LONDON (AFP) –
Alexandre Vinokourov of Kazakhstan claimed an unexpected but deserved win in the men’s Olympic road race Saturday, wrecking Mark Cavendish’s hopes of delivering a first gold of the Games for the hosts.
Colombia’s Rigoberto Uran won the silver with Norway’s Alexander Kristoff taking the bronze after 249.5 km of racing which finished in the shadow of Buckingham Palace on The Mall.
Race favourite Cavendish finished well off the podium as Britain’s highly-fancied team were undone by a combination of tactical racing and some incisive, late attacks.
Vinokourov’s win was the latest chapter of a turbulent career for the 38-year-old Kazakh, who only returned to cycling in 2009 after serving a two-year ban for his part in a drug scandal at the 2007 Tour de France.
A disappointed Cavendish was philosophical in defeat.
“There was a group of 22 who got away and we couldn’t pull them back,” Cavendish said before praising the efforts of his team-mates in trying to set up a British victory.
“I can be proud of how the lads rode today. I’m proud of my country as there was incredible support. The guys are sat there, they are spent. They have got nothing left in the tank. It’s incredible to see that,” he said.

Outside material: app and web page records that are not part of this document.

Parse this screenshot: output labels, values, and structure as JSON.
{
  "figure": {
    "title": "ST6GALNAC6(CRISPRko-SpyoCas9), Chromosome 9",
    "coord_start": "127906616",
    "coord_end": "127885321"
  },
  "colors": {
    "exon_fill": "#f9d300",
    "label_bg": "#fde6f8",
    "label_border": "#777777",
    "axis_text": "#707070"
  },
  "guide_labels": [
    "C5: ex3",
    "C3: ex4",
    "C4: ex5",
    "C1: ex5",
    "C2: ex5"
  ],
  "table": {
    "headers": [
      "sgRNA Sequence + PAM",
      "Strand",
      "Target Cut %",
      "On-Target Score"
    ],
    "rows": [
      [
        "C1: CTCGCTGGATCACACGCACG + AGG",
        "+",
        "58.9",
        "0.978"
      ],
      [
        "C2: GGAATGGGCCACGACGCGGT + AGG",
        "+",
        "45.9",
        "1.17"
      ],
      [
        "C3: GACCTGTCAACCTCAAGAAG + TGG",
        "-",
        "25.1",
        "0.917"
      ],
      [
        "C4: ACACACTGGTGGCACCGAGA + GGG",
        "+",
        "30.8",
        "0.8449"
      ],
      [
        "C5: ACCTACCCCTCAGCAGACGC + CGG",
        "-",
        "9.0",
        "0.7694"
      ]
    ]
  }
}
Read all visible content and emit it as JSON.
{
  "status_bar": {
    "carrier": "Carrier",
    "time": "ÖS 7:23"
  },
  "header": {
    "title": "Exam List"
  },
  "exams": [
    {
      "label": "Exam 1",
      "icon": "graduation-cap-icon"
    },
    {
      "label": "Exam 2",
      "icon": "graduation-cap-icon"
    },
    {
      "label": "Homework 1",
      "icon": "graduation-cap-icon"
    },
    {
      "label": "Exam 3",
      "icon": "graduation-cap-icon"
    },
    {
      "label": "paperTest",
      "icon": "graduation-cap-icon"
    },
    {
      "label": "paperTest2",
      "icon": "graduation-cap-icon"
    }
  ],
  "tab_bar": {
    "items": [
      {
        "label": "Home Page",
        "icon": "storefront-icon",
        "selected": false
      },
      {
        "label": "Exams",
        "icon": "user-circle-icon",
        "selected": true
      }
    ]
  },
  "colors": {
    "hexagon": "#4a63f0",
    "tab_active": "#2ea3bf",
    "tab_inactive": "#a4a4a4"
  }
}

For Belgian Tom Boonen, who also missed out on a medal, Britain’s strength was their downfall. “They lost the race a little bit because they were so strong,” Boonen told AFP.
With no race radios and teams of a maximum five riders, Britain were constantly tested throughout the race which took in nine laps of the hilly 15.4 km Box Hill circuit, to the south of London.
After an early 12-man breakaway went on to build a lead of six minutes and were eventually joined by 10 counter-attackers, Belgian Philippe Gilbert attacked solo only to be reeled in 42 km from the finish.
However his capture only served as the springboard for an attack which, with 32 riders and some big names including Swiss Fabian Cancellara and Spain’s Luis Leon Sanchez, was far more dangerous for Britain.
Vinokourov was also in the group, but despite his past pedigree most of the peloton did not pay him enough attention.
Canadian Ryder Hesjedal, the recent Giro d’Italia winner, later told AFP: “Usually when Vino goes, I make sure to go with him. I wish I had that time.”
After pulling ahead of the peloton with around 35 km to race they worked together and had built a lead of 55secs on Britain and many of the other teams hoping for a bunch finish.
Although Germany had been hoping to set up a bunch sprint for leader Andre Greipel, apart from some brief help earlier in the race from Tony Martin, they did not start helping Britain’s chase bid until the final 25 km.
Boonen said Britain had not, as expected canvassed around for help.
“They were pulling, and they were acting like they didn’t need any help and so everyone just let them control the race,” added the Belgian.
Cavendish lost his first teammate when Briton Chris Froome, the runner-up to Bradley Wiggins at the Tour de France last Sunday, peeled off after giving his all in the chase.
But his early exit appeared not to dent Britain’s resolve, which was boosted when Cancellara, the defending Olympic time trial champion, crashed heavily going into a right hand bend.
The spill robbed the breakaway of momentum, but they were soon back together and managed to maintain their significant advantage on the bunch.
Holding a lead of around 50sec, the frontrunners were then stunned by an attack by Uran with just under 10 km to race which was soon recognised by Vinokourov as the decisive move.
Surprisingly, the remains of the earlier 32-man group failed to react quickly, and Vinokourov took advantage of Uran looking behind him for their pursuers to launch a winning sprint with 300 metres remaining.